The wonder boy Piyush, student of 7th Standard, demonstrated his talent of writing periodic table of 118 chemical elements at a recently held Thar Science Festival
By GR Junejo
Mithi: Piyush Kumar, a 7th standard student of Desert District Tharparkar Sindh, has set a new record of writing 118 elements of periodic table in just one minute and 10 seconds.
Studying at the Progress Public High School Mithi, the district headquarter town, wonder boy Piyush, son of Sunil Kumar Anandani, demonstrated his talent of writing the chemistry’s periodic table of 118 elements in one minute and ten seconds at Thar Science Festival organized by Tharparkar Education Alliance here recently.
As the Piyush has set a new world record, he and his parents want the government or any other concerned organization to get his name recorded in Guinness Book of World Records.
Earlier in January this year, Rohan Kumar, a student of 9th class of Tharparkar had arrange 118 elements of periodic table in three minutes and 30 seconds and had aimed to break the record of a Pakistani girl Natalia Najam who had arranged the same within two minutes and 42 seconds.
Rohan is also studying at a local private school in Mithi.
The periodic table is a tabular array of the chemical elements organized by atomic number, from the element with the lowest atomic number, hydrogen, to the element with the highest atomic number, Oganesson. The atomic number of an element is the number of protons in the nucleus of an atom of that element.
It was not actually recognized until the second decade of the 20th century that the order of elements in the periodic system is that of their atomic numbers, the integers of which are equal to the positive electrical charges of the atomic nuclei expressed in electronic units.
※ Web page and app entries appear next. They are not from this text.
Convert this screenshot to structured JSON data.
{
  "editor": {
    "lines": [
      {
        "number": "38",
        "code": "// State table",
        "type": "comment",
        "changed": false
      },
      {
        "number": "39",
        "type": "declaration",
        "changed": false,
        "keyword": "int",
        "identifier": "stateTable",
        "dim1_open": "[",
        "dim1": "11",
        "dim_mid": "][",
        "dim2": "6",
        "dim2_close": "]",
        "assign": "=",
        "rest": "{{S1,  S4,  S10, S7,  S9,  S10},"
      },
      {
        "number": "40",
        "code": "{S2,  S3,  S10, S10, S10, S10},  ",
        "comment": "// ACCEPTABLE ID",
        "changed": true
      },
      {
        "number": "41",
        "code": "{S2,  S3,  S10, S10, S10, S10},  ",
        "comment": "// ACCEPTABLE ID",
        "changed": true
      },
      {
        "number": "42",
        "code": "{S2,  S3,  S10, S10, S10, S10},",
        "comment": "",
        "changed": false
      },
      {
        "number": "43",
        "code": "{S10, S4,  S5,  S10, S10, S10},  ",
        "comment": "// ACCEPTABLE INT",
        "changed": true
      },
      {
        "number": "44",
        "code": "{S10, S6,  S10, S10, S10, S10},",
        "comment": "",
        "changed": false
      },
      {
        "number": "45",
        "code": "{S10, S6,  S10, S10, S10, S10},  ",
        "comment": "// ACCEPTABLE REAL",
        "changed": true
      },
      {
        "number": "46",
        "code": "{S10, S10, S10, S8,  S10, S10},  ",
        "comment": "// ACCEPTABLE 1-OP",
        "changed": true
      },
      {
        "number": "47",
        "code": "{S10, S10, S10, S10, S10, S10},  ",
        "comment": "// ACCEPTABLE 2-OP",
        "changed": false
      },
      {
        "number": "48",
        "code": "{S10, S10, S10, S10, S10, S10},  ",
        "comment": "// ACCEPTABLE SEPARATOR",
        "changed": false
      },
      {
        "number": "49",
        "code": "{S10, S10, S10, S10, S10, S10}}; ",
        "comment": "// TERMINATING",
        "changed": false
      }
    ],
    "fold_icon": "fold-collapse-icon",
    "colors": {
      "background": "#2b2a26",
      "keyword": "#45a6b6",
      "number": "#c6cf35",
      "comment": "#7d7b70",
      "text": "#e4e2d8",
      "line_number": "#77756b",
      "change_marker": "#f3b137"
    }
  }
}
In subsequent years great progress was made in explaining the periodic law in terms of the electronic structure of atoms and molecules. This clarification has increased the value of the law, which is used as much today as it was at the beginning of the 20th century, when it expressed the only known relationship among the elements.